Shichijuni-kou (72 Seasons) Calendar Listing
晩春 Banshun: "Late Spring"
Season No. 6: 穀雨, Koku:
Climate No. 17. 霜止出苗
Shimo Yande Nae Izuru:
"The End Of The Frost"
(April 25 -April 29)
The warmth of the sun has reached even the northern climes, reassuring farmers and gardeners everywhere that it's now safe to think about putting those seed starts into the soil. "The end of the frost" refers to the current conditions in the deep folds of Japan's mountain country, which covers three-quarters of the entire archipelago. Even in the farthest reaches of Japan's remotest communities, the land heaves a sigh of relief. Warm days are here to stay.
Though Japan's "hiking season" officially opens in July, this is our favorite time of year to hit the mountain trails weeks before the snakes, hornets and relentless heat become an issue. Whenever there's a break in the rain just long enough for the trails to dry out, you can find us every weekend on some random mountaintop enjoying the country from a different perspective.
There's something lifechanging about conquering a mountain trail by your own physical power. The climb can be gruelling, with slippery mud, loose rocks and missteps that could end in tragedy. But the process of overcoming your own sense of fear and self-doubt can truly be a growing experience. Not to mention the empowering, healing effect it has on a sedentary body!
Here are a couple of my favorite hikes savored during the "end of the frost:"
|Shou-un Waterfall near Buttsuji Temple (Mihara, Hiroshima)|
|Dizzying view of the Seto Ohashi Bridge at dusk from Mt. Washu (Kurashiki, Okayama).|
The world is only
Nine days old!
These fields and mountains."
|A fiery sunset rewards our descent from Kannonzaki Trail (Okamura Island, Ehime Prefecture)|
|Jo-o Waterfall (Mihara, Hiroshima)|
Critter Of The Season: 山蟹, Yamagani, Mountain Crabs
|A kurobenkeigani (Chiromantes dehaani) hiding from my camera in a ditch in Obama, Fukui.|
I brushed the whole idea off as a flight of fancy until I came across one while plodding around the gardens of Ishiyama Temple in Otsu, Shiga. I looked down into a ditch and noticed this black crab, looking very out of place. Did someone just finish a seafood meal at the temple and chuck this for the koi?
|The remains of an adult sawagani crab (Geothelphusa dehaani, a type of marsh crab that also lives in the mountains of central Japan).|
|A larger sawagani crab (Geothelphusa dehaani), browsing among stones by a stream.|
Apparently, the sawagani crab is water-dependent, never straying too far from its aquatic environment. More often than not, they're seen partially submerged, unable to survive for long without a water source. Though they live in the mountains, they're not the true yamagani of legendary fame.

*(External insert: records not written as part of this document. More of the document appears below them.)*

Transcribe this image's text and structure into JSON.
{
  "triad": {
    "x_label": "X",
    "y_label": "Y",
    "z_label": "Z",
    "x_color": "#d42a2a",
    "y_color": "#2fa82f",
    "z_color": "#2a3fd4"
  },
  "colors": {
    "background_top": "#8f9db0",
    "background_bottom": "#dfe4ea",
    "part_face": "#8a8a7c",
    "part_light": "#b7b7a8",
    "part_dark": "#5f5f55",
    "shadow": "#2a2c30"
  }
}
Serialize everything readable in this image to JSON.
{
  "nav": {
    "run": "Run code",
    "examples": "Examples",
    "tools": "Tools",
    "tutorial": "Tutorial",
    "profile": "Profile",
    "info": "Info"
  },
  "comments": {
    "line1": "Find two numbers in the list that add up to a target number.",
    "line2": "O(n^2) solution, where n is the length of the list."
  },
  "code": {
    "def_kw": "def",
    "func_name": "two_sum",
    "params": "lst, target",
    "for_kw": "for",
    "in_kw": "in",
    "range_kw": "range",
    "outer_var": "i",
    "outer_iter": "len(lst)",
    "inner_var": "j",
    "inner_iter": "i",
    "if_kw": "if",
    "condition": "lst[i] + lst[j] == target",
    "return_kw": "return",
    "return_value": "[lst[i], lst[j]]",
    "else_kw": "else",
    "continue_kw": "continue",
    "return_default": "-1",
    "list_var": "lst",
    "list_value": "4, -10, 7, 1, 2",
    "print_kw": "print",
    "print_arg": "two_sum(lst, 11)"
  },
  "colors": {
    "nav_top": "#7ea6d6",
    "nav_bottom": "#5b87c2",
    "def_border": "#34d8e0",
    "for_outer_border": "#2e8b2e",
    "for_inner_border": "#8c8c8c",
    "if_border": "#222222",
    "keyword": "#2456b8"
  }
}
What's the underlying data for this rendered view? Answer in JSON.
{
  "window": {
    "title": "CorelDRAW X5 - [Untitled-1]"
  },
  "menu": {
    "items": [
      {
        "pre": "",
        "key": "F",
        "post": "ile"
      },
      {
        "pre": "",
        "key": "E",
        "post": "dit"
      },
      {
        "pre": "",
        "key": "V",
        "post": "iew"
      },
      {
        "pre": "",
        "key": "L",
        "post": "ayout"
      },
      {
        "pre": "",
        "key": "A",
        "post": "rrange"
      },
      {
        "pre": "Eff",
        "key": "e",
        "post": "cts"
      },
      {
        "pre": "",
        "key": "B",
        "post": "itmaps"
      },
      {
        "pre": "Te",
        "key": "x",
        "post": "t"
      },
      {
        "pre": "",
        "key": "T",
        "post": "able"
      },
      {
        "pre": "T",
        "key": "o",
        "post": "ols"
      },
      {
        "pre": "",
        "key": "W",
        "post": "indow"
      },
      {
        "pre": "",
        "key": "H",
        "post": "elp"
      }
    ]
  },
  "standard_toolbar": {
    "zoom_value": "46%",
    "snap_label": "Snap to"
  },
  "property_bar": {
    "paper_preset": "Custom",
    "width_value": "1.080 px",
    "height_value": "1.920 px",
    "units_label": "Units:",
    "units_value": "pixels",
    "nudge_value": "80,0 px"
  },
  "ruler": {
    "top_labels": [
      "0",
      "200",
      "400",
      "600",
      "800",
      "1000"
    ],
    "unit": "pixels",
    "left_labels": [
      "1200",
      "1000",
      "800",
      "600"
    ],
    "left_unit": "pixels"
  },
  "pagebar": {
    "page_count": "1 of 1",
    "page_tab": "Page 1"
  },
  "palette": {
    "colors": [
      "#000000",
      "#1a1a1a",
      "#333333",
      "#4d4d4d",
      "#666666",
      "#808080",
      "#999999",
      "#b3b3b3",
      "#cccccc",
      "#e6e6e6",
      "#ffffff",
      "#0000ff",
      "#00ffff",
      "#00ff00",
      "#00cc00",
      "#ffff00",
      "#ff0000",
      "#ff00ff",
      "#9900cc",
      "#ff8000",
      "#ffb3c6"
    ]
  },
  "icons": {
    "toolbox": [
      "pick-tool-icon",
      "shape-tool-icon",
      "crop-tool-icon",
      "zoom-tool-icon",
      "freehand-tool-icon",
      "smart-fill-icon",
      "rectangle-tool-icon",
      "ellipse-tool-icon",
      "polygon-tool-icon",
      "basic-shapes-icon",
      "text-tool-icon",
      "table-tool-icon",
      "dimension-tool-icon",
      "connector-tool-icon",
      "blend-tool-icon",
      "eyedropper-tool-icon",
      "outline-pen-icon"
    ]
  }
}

The average Japanese layman will probably call any mountain-dwelling crab a yamagani, though the term specifically refers to the red-clawed genus of the Sesarmidae family, known as akategani in Japanese (赤手蟹, Chiromantes haematocheir). This particular species of crab is often confused with its cousin, the less colorful and more macho kurobenkeigani (黒弁慶蟹, Chiromantes dehaani). Both of these species are true land crabs, however.
Hundreds of kilometers away from any ocean, these fascinating crustaceans make their homes in holes and crevaces along the banks of quiet mountain streams, scuttling out when the air is warm and humid to feed carefully in the fuzzy green mosses. Especially common in Kansai and the Chugoku regions, they also dwell quite close to humans in drainage ditches, gutters and around seawalls, often living for months without being submerged.
|A true yamagani (Chiromantes haematocheir) in my drainage ditch. Note the bright orange-red claws.|
|A juvenile akategani (Chiromantes haematocheir) giving me a manicure.|
As the summer moves on, they become bolder eventually figure out that traversing smooth, paved highways is much easier than trudging through scrubby brush -hence the occasional, heart-wrenching crunch when one meets a nasty end under rolling tires. Like the kind folk on Christmas Island who protect their Red Crab population at all costs, I made it my own personal mission to keep these endearing critters out of danger as much as possible.
|A pair of kurobenkeigani feeding peacefully in a ditch (Obama, Fukui Prefecture). Note the curled, leaf-like foreclaws.|
(Warning: As fun as it is to catch and handle land crabs, their pincers can draw blood and they often harbor toxic parasites and bacteria. It's best to leave them in peace. If one ever strays into your office and needs relocating, however, it's wise to disinfect before and after handling with an alcohol-based gel or hand spray. And for all that's good and holy, please don't try to eat them raw!)
Copyright 2014 Genkilee, Gen. All rights reserved. No part of this blog (written or photo content) may be reproduced or reprinted without the expressed permission of the author.